A. Malat v. Riddell. P acquired a 45 acre parcel of land as part of a joint venture. P contends it was to operate an apartment complex while respondent claims that it was for “dual purpose” of developing for rental or selling, whichever was more profitable. When P couldn’t obtain the financing, he and his partners subdivided and sold portions of the parcel ,and it was reported as ordinary income. P then decided to terminate the joint venture and sell his interest, claiming a CG on the sale. Commsnr claimed that since P had a dual purpose and falls within the 1221(1) exception, precluding treatment as CG.
Issue: Is “primarily” as used in § 1221 (1) meant to mean a “substantial” purpose as the Commissioner contends?
1. The words of the statutes should be interpreted in their ordinary, everyday senses.
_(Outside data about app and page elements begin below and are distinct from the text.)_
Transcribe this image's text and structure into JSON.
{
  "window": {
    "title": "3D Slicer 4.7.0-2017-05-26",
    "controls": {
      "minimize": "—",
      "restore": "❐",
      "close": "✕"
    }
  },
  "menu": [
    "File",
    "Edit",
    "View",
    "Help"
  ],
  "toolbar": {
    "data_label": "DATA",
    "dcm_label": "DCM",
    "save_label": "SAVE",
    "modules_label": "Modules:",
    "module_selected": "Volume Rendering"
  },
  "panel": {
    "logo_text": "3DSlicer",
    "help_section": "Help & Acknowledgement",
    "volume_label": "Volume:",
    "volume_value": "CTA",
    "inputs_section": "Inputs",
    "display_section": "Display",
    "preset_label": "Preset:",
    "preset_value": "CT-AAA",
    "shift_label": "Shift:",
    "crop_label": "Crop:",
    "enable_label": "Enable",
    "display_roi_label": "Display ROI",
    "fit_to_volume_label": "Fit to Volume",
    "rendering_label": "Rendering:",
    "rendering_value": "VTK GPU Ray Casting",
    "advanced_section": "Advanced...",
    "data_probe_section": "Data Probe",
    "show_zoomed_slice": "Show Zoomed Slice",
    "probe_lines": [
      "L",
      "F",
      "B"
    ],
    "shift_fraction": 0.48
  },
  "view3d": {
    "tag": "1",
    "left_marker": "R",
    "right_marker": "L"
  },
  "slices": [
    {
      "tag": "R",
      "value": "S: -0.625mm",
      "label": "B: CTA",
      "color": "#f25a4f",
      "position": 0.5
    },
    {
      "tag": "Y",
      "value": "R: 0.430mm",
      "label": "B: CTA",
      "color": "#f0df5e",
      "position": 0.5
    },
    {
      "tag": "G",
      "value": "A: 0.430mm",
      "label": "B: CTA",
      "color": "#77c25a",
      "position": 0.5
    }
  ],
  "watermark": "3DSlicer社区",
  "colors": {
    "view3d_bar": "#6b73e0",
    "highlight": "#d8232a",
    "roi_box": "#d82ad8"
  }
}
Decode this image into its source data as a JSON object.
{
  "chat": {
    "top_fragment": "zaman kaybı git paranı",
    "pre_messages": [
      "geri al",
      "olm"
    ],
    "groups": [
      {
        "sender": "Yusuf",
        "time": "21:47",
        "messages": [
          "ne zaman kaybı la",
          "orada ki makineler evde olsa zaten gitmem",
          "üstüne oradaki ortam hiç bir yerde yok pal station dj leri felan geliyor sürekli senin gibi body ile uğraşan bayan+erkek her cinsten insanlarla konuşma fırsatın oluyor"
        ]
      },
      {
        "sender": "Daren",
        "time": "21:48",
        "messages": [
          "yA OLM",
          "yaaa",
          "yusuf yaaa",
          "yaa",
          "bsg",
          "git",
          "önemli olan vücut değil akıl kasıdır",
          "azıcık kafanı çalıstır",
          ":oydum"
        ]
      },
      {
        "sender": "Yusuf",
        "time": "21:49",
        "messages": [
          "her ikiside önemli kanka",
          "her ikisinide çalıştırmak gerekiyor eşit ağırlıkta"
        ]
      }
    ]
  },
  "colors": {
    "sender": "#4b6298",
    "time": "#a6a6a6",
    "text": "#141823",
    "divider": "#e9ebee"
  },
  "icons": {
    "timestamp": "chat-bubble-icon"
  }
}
Departure from a literal reading may be indicated by relevant internal evidence of the statute itself and necessary to effect the legislative purpose.
2. The purpose of the statutory provision is to differentiate between the “profits and losses arising from the everyday operation of a business” and “the realization of appreciation in value accrued over a substantial period of time.”
3. “Primarily” means “of first importance” or “principally.”
B. Biefeldt v. Commsn’r. T claims that he was not a trader but a dealer in US Treasury notes and therefore wants the losses that he incurred in the sale of the securities to be connected with his dealer’s “stock in trade” so that his losses would be treated as ordinary rather than capital losses and can therefore be fully offset against ordinary income Thus, entitling him to an $85 million refund.
Issue: Is T a dealer in securities which would qualify his sales as ordinary income and not as sales of a capital asset? T was not a dealer.
1. The rationale of the statute is relied on by the courts – legislative purpose.
2. Distinction – dealer’s income is based on the service he provides in the chain of distribution of the goods he buys and sells (he’s in the market everyday b/c that’s his job). Trader’s income is based not on any service he provides bur rather on fluctuations in the market value.
3. Treasury securities are not sold on an organized exchanged and so there are no floor specialist. It’s an over the counter market. Dealers who specialize in Treasury securities are registered, with some exceptions, with the SEC. Unlike a floor specialist, T undertook no obligation to maintain an orderly market in Treasury securities; did not maintain an inventory of securities; and he skipped auctions that didn’t seem likely to produce the glut that was the basis of his speculative profits.
4. Note, Investors, traders, dealers: When dealing with securities whether they are considered capital asset or ordinary income depends on whether they were held primarily for sale to customers in the ordinary course of business.
5. NOTE: real estate is not a capital asset if you are a real estate dealer, stock is not a capital asset if you are a stockbroker. The key is the relationship of the asset to the taxpayer. § 1221(a)(1). There is nothing that is a capital asset in nature, it’s an artificial construct, dependent on who is owning it at the specific time.